English history
a member or adherent of the royal house of York, esp during the Wars of the Roses
Collins Discovery Encyclopedia, 1st edition © HarperCollins Publishers 2005
References in periodicals archive ?
The narrative shows Richard's later career to be governed by the challenge to the Yorkist family generated by King Edward IV's catastrophic marriage to Elizabeth Woodville, for her ambitious family sought hegemony after the premature death of the king.
This latest volume describes three Lancastrian attempts to overthrow the Yorkists, ending with the death of Edward's successor, Richard III, at Bosworth in 1485--and the accession of Henry VII and the rise of the Tudor dynasty.
I'm going for Yorkist in the 4.00 at Market Rasen for Dan and Harry Skelton.
SIR, THE YORKIST LOUTS ARE BOILIN' OVER THE HILLS LIKE ROACHES!
She was born in Saltley and married Robert Arden who was executed in 1452 for organising troops for the Yorkist cause - Richard III's faction - against King Henry Vl at the beginning of the last phase of the Wars of the Roses.
He was out of jail by 1462, and at that time he appears to have been a Yorkist who supported the new king Edward IV, for in that year he had gone on a Yorkist expedition to the north to fight the Lancastrians (Field, Life 30).
Although Henry VIII, as the grandson of Edward IV, found his Yorkist lineage more immediately useful in asserting his dynastic legitimacy, Henry VI was remembered warmly by the Tudors and their heirs, products themselves of the union of Lancaster and York.
The March battle--reputedly the bloodiest ever to have been fought on English soil--was significant at the time, as the decisive Yorkist victory over the Lancastrians led to the coronation of King Edward IV later that year.

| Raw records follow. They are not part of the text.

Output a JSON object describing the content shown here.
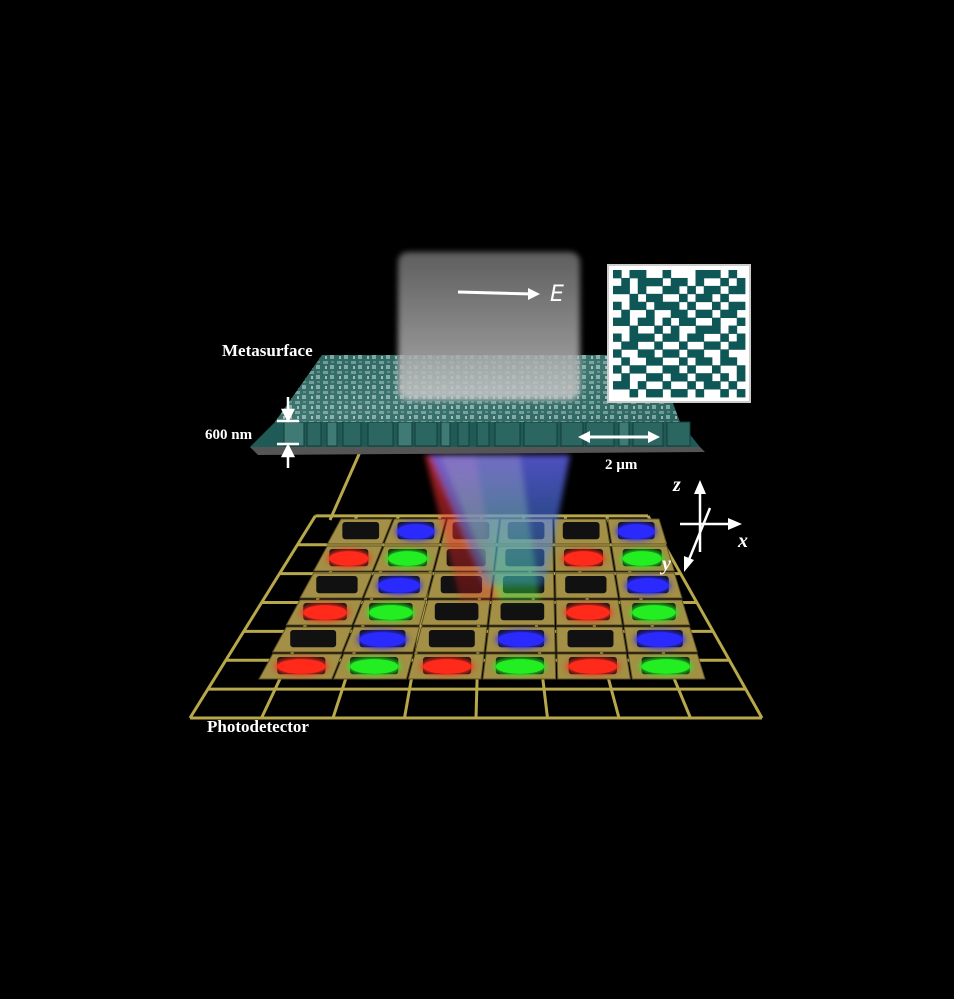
{
  "labels": {
    "metasurface": "Metasurface",
    "thickness": "600 nm",
    "scale": "2 µm",
    "photodetector": "Photodetector",
    "efield": "E"
  },
  "axes": {
    "z": "z",
    "x": "x",
    "y": "y"
  },
  "colors": {
    "background": "#000000",
    "metasurface": "#1f5a56",
    "pattern": "#0f5656",
    "grid": "#b8a84c",
    "red": "#ff2a1a",
    "green": "#22ee22",
    "blue": "#2a2aff"
  },
  "pixel_rows": [
    [
      "",
      "blue",
      "",
      "",
      "",
      "blue"
    ],
    [
      "red",
      "green",
      "",
      "",
      "red",
      "green"
    ],
    [
      "",
      "blue",
      "",
      "",
      "",
      "blue"
    ],
    [
      "red",
      "green",
      "",
      "",
      "red",
      "green"
    ],
    [
      "",
      "blue",
      "",
      "blue",
      "",
      "blue"
    ],
    [
      "red",
      "green",
      "red",
      "green",
      "red",
      "green"
    ]
  ],
  "pattern_grid": [
    "1011001000111010",
    "0101110110100101",
    "1101001101011011",
    "0010110010110100",
    "1011011101001011",
    "0100100110110110",
    "1101101011001001",
    "0010010100111010",
    "1011101101100101",
    "0110010010011011",
    "1001101101100100",
    "0100110010110110",
    "1011001101001001",
    "0100110110110101",
    "1101001001011010",
    "0010110110100101"
  ]
}
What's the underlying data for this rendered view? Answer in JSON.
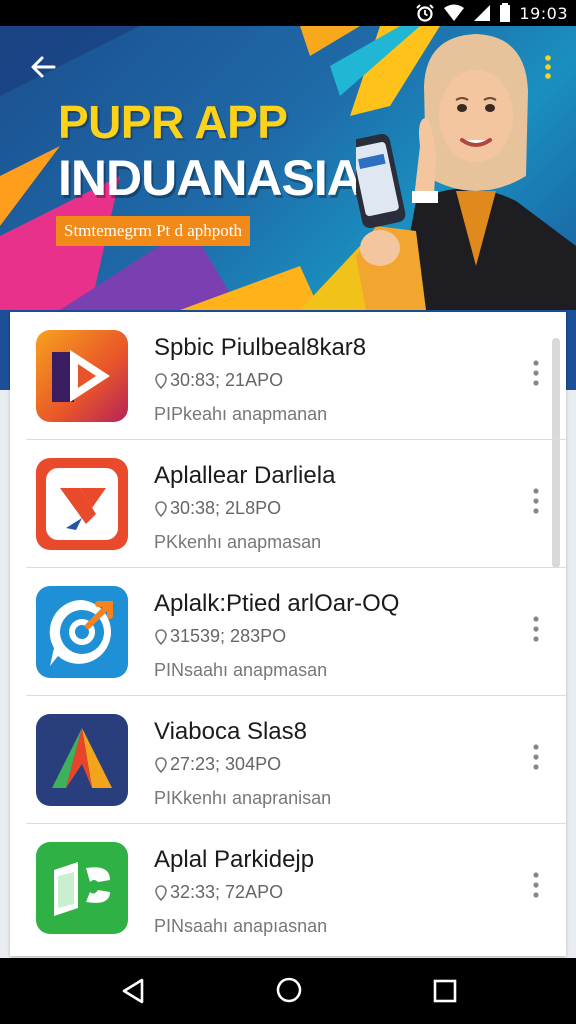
{
  "status_bar": {
    "time": "19:03"
  },
  "banner": {
    "title": "PUPR APP",
    "subtitle": "INDUANASIA",
    "tagline": "Stmtemegrm Pt d aphpoth"
  },
  "apps": [
    {
      "name": "Spbic Piulbeal8kar8",
      "meta": "30:83; 21APO",
      "description": "PIPkeahı anapmanan"
    },
    {
      "name": "Aplallear Darliela",
      "meta": "30:38; 2L8PO",
      "description": "PKkenhı anapmasan"
    },
    {
      "name": "Aplalk:Ptied arlOar-OQ",
      "meta": "31539; 283PO",
      "description": "PINsaahı anapmasan"
    },
    {
      "name": "Viaboca Slas8",
      "meta": "27:23; 304PO",
      "description": "PIKkenhı anapranisan"
    },
    {
      "name": "Aplal Parkidejp",
      "meta": "32:33; 72APO",
      "description": "PINsaahı anapıasnan"
    }
  ],
  "colors": {
    "banner_blue": "#1f6aa8",
    "title_yellow": "#ffd21a",
    "tag_orange": "#f28a1a",
    "strip_blue": "#1c4f97"
  }
}
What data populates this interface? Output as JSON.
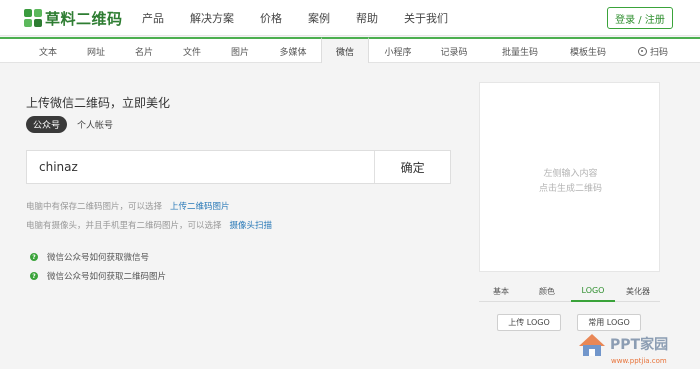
{
  "header": {
    "logo_text": "草料二维码",
    "nav": [
      "产品",
      "解决方案",
      "价格",
      "案例",
      "帮助",
      "关于我们"
    ],
    "login_label": "登录 / 注册"
  },
  "subnav": {
    "tabs": [
      "文本",
      "网址",
      "名片",
      "文件",
      "图片",
      "多媒体",
      "微信",
      "小程序",
      "记录码",
      "批量生码",
      "模板生码"
    ],
    "active": "微信",
    "scan_label": "扫码"
  },
  "main": {
    "title": "上传微信二维码，立即美化",
    "type_active": "公众号",
    "type_other": "个人帐号",
    "input_value": "chinaz",
    "confirm_label": "确定",
    "hint1_text": "电脑中有保存二维码图片，可以选择",
    "hint1_link": "上传二维码图片",
    "hint2_text": "电脑有摄像头，并且手机里有二维码图片，可以选择",
    "hint2_link": "摄像头扫描",
    "help_items": [
      "微信公众号如何获取微信号",
      "微信公众号如何获取二维码图片"
    ]
  },
  "preview": {
    "placeholder_line1": "左侧输入内容",
    "placeholder_line2": "点击生成二维码",
    "tabs": [
      "基本",
      "颜色",
      "LOGO",
      "美化器"
    ],
    "active_tab": "LOGO",
    "upload_logo_label": "上传 LOGO",
    "common_logo_label": "常用 LOGO"
  },
  "watermark": {
    "text": "PPT家园",
    "sub": "www.pptjia.com"
  },
  "colors": {
    "brand_green": "#3aa33a",
    "link_blue": "#2a7ab8"
  }
}
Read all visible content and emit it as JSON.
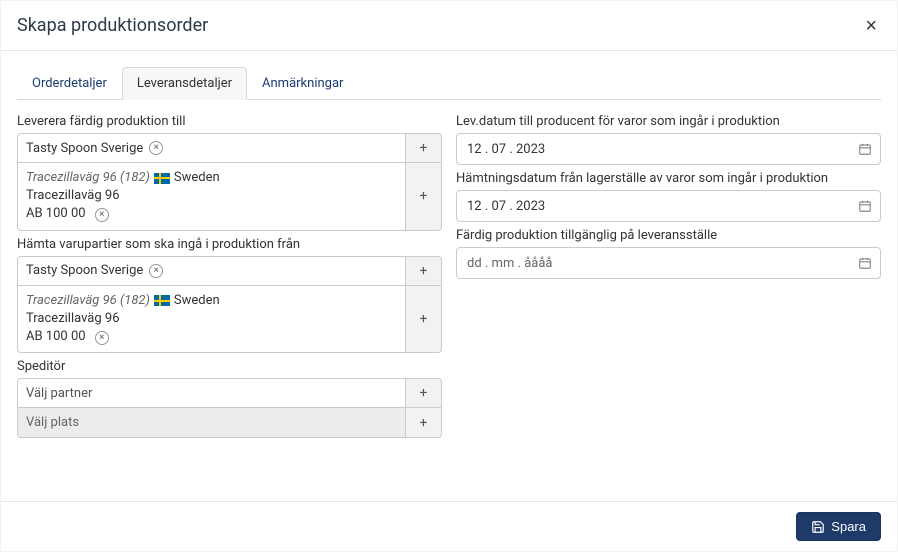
{
  "header": {
    "title": "Skapa produktionsorder",
    "close_label": "×"
  },
  "tabs": [
    {
      "label": "Orderdetaljer",
      "active": false
    },
    {
      "label": "Leveransdetaljer",
      "active": true
    },
    {
      "label": "Anmärkningar",
      "active": false
    }
  ],
  "left": {
    "deliver_to": {
      "label": "Leverera färdig produktion till",
      "partner": "Tasty Spoon Sverige",
      "address": {
        "line1_name": "Tracezillaväg 96 (182)",
        "country": "Sweden",
        "street": "Tracezillaväg 96",
        "postal": "AB 100 00"
      }
    },
    "pick_from": {
      "label": "Hämta varupartier som ska ingå i produktion från",
      "partner": "Tasty Spoon Sverige",
      "address": {
        "line1_name": "Tracezillaväg 96 (182)",
        "country": "Sweden",
        "street": "Tracezillaväg 96",
        "postal": "AB 100 00"
      }
    },
    "speditor": {
      "label": "Speditör",
      "partner_placeholder": "Välj partner",
      "place_placeholder": "Välj plats"
    }
  },
  "right": {
    "delivery_date": {
      "label": "Lev.datum till producent för varor som ingår i produktion",
      "value": "12 . 07 . 2023"
    },
    "pickup_date": {
      "label": "Hämtningsdatum från lagerställe av varor som ingår i produktion",
      "value": "12 . 07 . 2023"
    },
    "available_date": {
      "label": "Färdig produktion tillgänglig på leveransställe",
      "placeholder": "dd . mm . åååå"
    }
  },
  "footer": {
    "save_label": "Spara"
  },
  "glyphs": {
    "plus": "+",
    "x": "×"
  }
}
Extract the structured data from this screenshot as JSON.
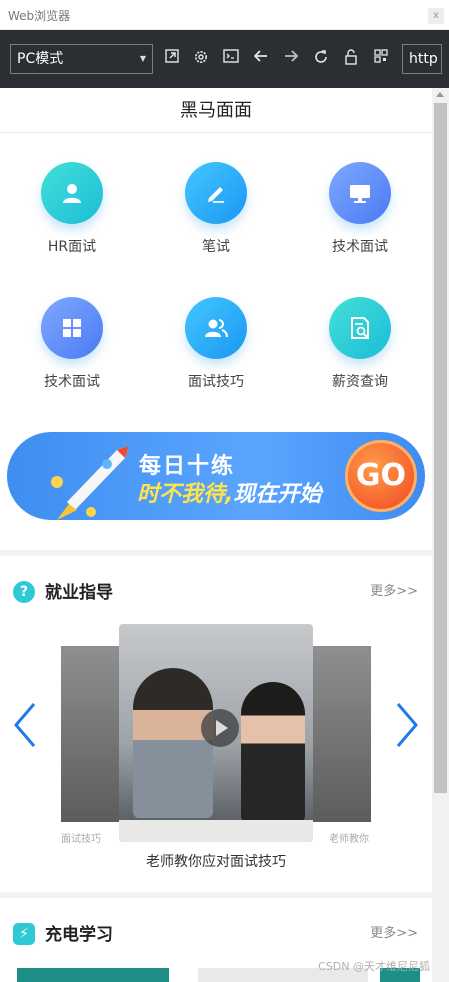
{
  "window": {
    "title": "Web浏览器",
    "close_label": "x"
  },
  "toolbar": {
    "mode": "PC模式",
    "url_value": "http",
    "icons": [
      "open-external-icon",
      "settings-gear-icon",
      "terminal-icon",
      "back-arrow-icon",
      "forward-arrow-icon",
      "refresh-icon",
      "lock-icon",
      "qr-code-icon"
    ]
  },
  "page": {
    "title": "黑马面面"
  },
  "categories": [
    {
      "label": "HR面试",
      "icon": "user-icon"
    },
    {
      "label": "笔试",
      "icon": "pencil-icon"
    },
    {
      "label": "技术面试",
      "icon": "monitor-icon"
    },
    {
      "label": "技术面试",
      "icon": "grid-blocks-icon"
    },
    {
      "label": "面试技巧",
      "icon": "users-icon"
    },
    {
      "label": "薪资查询",
      "icon": "document-search-icon"
    }
  ],
  "banner": {
    "line1": "每日十练",
    "line2a": "时不我待,",
    "line2b": "现在开始",
    "button": "GO"
  },
  "career": {
    "badge": "?",
    "heading": "就业指导",
    "more": "更多>>",
    "slides": [
      {
        "caption": "面试技巧"
      },
      {
        "caption": "老师教你应对面试技巧"
      },
      {
        "caption": "老师教你"
      }
    ]
  },
  "study": {
    "badge": "⚡",
    "heading": "充电学习",
    "more": "更多>>"
  },
  "watermark": "CSDN @天才维尼尼狐",
  "colors": {
    "toolbar_bg": "#2b2e33",
    "teal": "#2fc9d6",
    "blue": "#1a97f2",
    "arrow_blue": "#1f7be8",
    "go_orange": "#f0481f"
  }
}
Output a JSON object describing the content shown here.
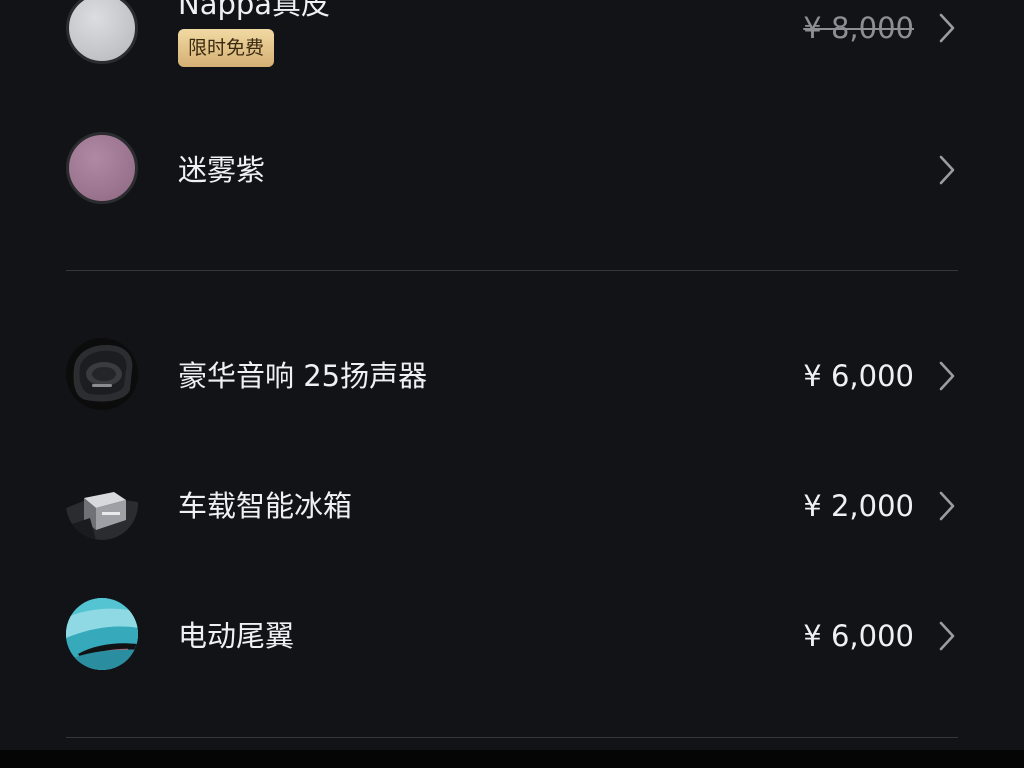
{
  "options": [
    {
      "label": "Nappa真皮",
      "price": "¥ 8,000",
      "badge": "限时免费",
      "swatch_color": "#c9cacc",
      "price_struck": true
    },
    {
      "label": "迷雾紫",
      "price": "",
      "swatch_color": "#a07a94"
    },
    {
      "label": "豪华音响 25扬声器",
      "price": "¥ 6,000",
      "image": "speaker-photo"
    },
    {
      "label": "车载智能冰箱",
      "price": "¥ 2,000",
      "image": "fridge-photo"
    },
    {
      "label": "电动尾翼",
      "price": "¥ 6,000",
      "image": "spoiler-photo"
    }
  ],
  "colors": {
    "background": "#111317",
    "text": "#f0f0f2",
    "muted_price": "#8d8f95",
    "badge_gold": "#e5c68d",
    "divider": "#34363b",
    "chevron": "#9a9ca2"
  }
}
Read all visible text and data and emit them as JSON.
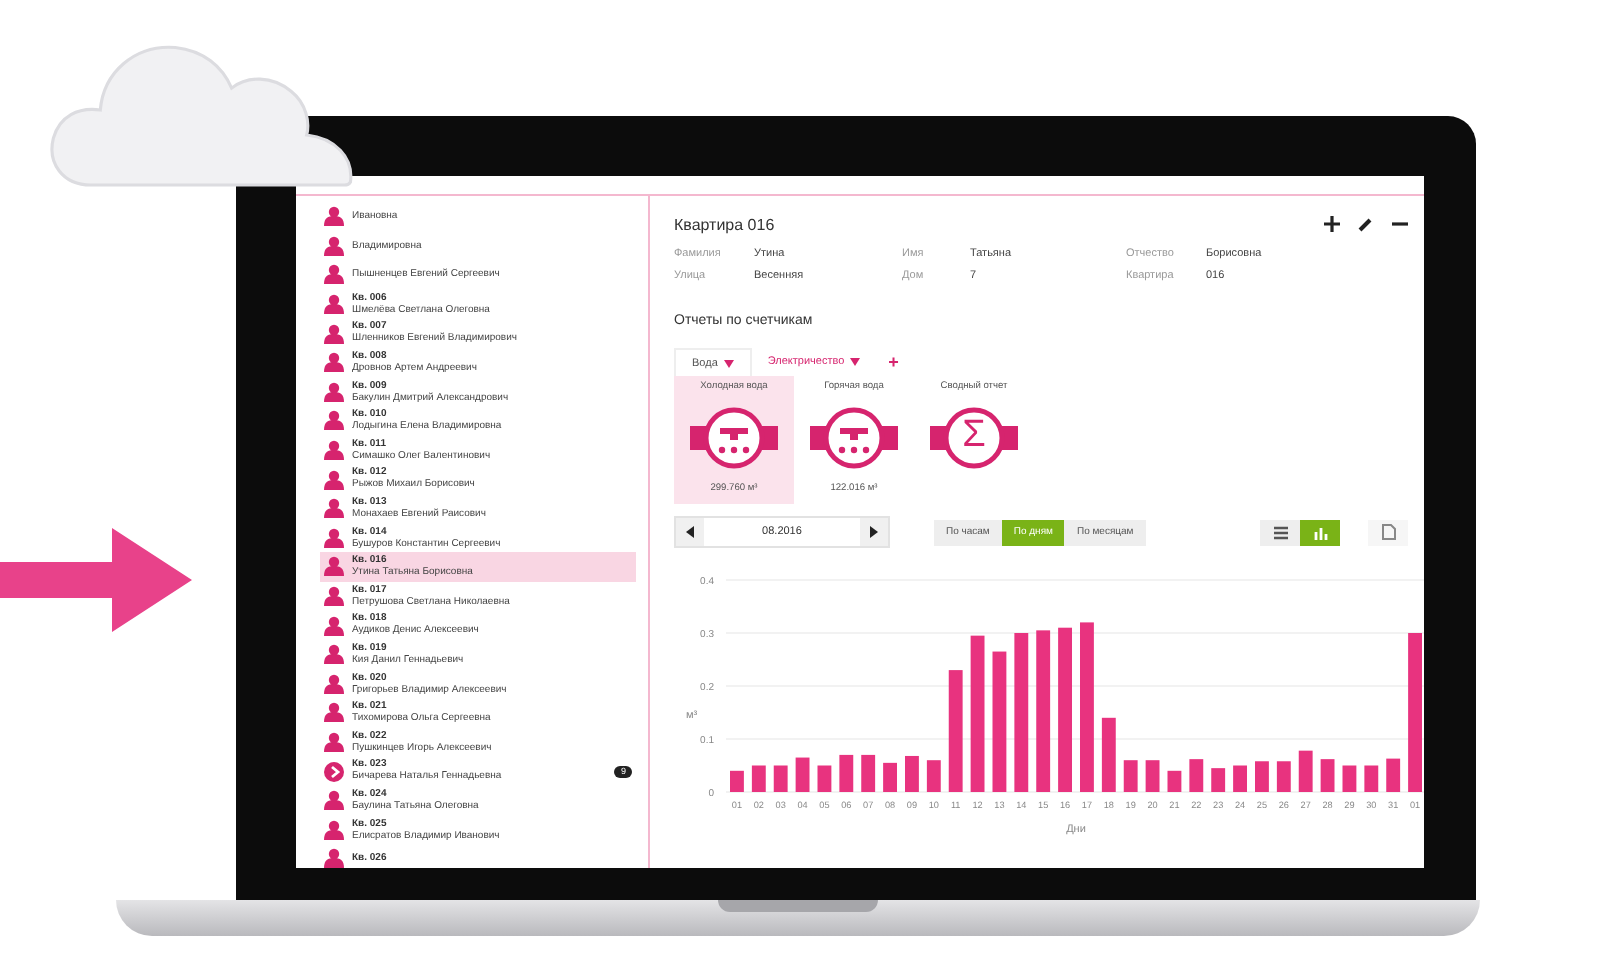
{
  "sidebar": {
    "items": [
      {
        "name": "Ивановна",
        "kind": "person",
        "selected": false
      },
      {
        "name": "Владимировна",
        "kind": "person",
        "selected": false
      },
      {
        "name": "Пышненцев Евгений Сергеевич",
        "kind": "person",
        "selected": false
      },
      {
        "label": "Кв. 006",
        "name": "Шмелёва Светлана Олеговна",
        "kind": "person",
        "selected": false
      },
      {
        "label": "Кв. 007",
        "name": "Шленников Евгений Владимирович",
        "kind": "person",
        "selected": false
      },
      {
        "label": "Кв. 008",
        "name": "Дровнов Артем Андреевич",
        "kind": "person",
        "selected": false
      },
      {
        "label": "Кв. 009",
        "name": "Бакулин Дмитрий Александрович",
        "kind": "person",
        "selected": false
      },
      {
        "label": "Кв. 010",
        "name": "Лодыгина Елена Владимировна",
        "kind": "person",
        "selected": false
      },
      {
        "label": "Кв. 011",
        "name": "Симашко Олег Валентинович",
        "kind": "person",
        "selected": false
      },
      {
        "label": "Кв. 012",
        "name": "Рыжов Михаил Борисович",
        "kind": "person",
        "selected": false
      },
      {
        "label": "Кв. 013",
        "name": "Монахаев Евгений Раисович",
        "kind": "person",
        "selected": false
      },
      {
        "label": "Кв. 014",
        "name": "Бушуров Константин Сергеевич",
        "kind": "person",
        "selected": false
      },
      {
        "label": "Кв. 016",
        "name": "Утина Татьяна Борисовна",
        "kind": "person",
        "selected": true
      },
      {
        "label": "Кв. 017",
        "name": "Петрушова Светлана Николаевна",
        "kind": "person",
        "selected": false
      },
      {
        "label": "Кв. 018",
        "name": "Аудиков Денис Алексеевич",
        "kind": "person",
        "selected": false
      },
      {
        "label": "Кв. 019",
        "name": "Кия Данил Геннадьевич",
        "kind": "person",
        "selected": false
      },
      {
        "label": "Кв. 020",
        "name": "Григорьев Владимир Алексеевич",
        "kind": "person",
        "selected": false
      },
      {
        "label": "Кв. 021",
        "name": "Тихомирова Ольга Сергеевна",
        "kind": "person",
        "selected": false
      },
      {
        "label": "Кв. 022",
        "name": "Пушкинцев Игорь Алексеевич",
        "kind": "person",
        "selected": false
      },
      {
        "label": "Кв. 023",
        "name": "Бичарева Наталья Геннадьевна",
        "kind": "arrow",
        "badge": "9",
        "selected": false
      },
      {
        "label": "Кв. 024",
        "name": "Баулина Татьяна Олеговна",
        "kind": "person",
        "selected": false
      },
      {
        "label": "Кв. 025",
        "name": "Елисратов Владимир Иванович",
        "kind": "person",
        "selected": false
      },
      {
        "label": "Кв. 026",
        "kind": "person",
        "selected": false
      }
    ]
  },
  "apartment": {
    "title": "Квартира 016",
    "fields": [
      {
        "label": "Фамилия",
        "value": "Утина"
      },
      {
        "label": "Имя",
        "value": "Татьяна"
      },
      {
        "label": "Отчество",
        "value": "Борисовна"
      },
      {
        "label": "Улица",
        "value": "Весенняя"
      },
      {
        "label": "Дом",
        "value": "7"
      },
      {
        "label": "Квартира",
        "value": "016"
      }
    ]
  },
  "reports": {
    "title": "Отчеты по счетчикам",
    "tabs": [
      {
        "label": "Вода",
        "selected": true
      },
      {
        "label": "Электричество",
        "selected": false
      }
    ],
    "add": "+",
    "meters": [
      {
        "label": "Холодная вода",
        "value": "299.760 м³",
        "kind": "water",
        "selected": true
      },
      {
        "label": "Горячая вода",
        "value": "122.016 м³",
        "kind": "water",
        "selected": false
      },
      {
        "label": "Сводный отчет",
        "kind": "summary",
        "symbol": "Σ",
        "selected": false
      }
    ],
    "period": "08.2016",
    "granularity": [
      {
        "label": "По часам",
        "selected": false
      },
      {
        "label": "По дням",
        "selected": true
      },
      {
        "label": "По месяцам",
        "selected": false
      }
    ],
    "views": [
      {
        "kind": "table",
        "selected": false
      },
      {
        "kind": "chart",
        "selected": true
      }
    ],
    "chart_data": {
      "type": "bar",
      "xlabel": "Дни",
      "ylabel": "м³",
      "categories": [
        "01",
        "02",
        "03",
        "04",
        "05",
        "06",
        "07",
        "08",
        "09",
        "10",
        "11",
        "12",
        "13",
        "14",
        "15",
        "16",
        "17",
        "18",
        "19",
        "20",
        "21",
        "22",
        "23",
        "24",
        "25",
        "26",
        "27",
        "28",
        "29",
        "30",
        "31",
        "01"
      ],
      "series": [
        {
          "color": "#e8337f",
          "values": [
            0.04,
            0.05,
            0.05,
            0.065,
            0.05,
            0.07,
            0.07,
            0.055,
            0.068,
            0.06,
            0.23,
            0.295,
            0.265,
            0.3,
            0.305,
            0.31,
            0.32,
            0.14,
            0.06,
            0.06,
            0.04,
            0.062,
            0.045,
            0.05,
            0.058,
            0.058,
            0.078,
            0.062,
            0.05,
            0.05,
            0.063,
            0.3
          ]
        }
      ],
      "ylim": [
        0,
        0.4
      ],
      "grid": true,
      "yticks": [
        0,
        0.1,
        0.2,
        0.3,
        0.4
      ]
    }
  }
}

Harris's important and engaging study draws from family archives (including marriage contracts, accounts, inventories, letters), State Papers, Chancery cases, and over a thousand men's and women's wills to argue that aristocratic Yorkist and early Tudor women's responsibilities "constituted female careers" which, although "not professions in the modern sense," gave them considerable power over their families, servants, and communities (5).
We've been shadow boxing with our own version of a Lancastrian and Yorkist rivalry.
Bishop John Fisher's month-mind (sermon) on Lady Margaret Beaufort (1509), which presents her as an exemplary female, is one of the few that survive and may have been the first to have been printed, but the frequency with which Yorkist and early Tudor aristocratic women bequeathed money for their month-minds makes it unlikely that it was unique.
In 1485, Henry Tudor (a Lancastrian) defeated Richard III (a Yorkist) on the field of battle, following decades of dynastic struggle, known today as the War of the Roses [1455-1485].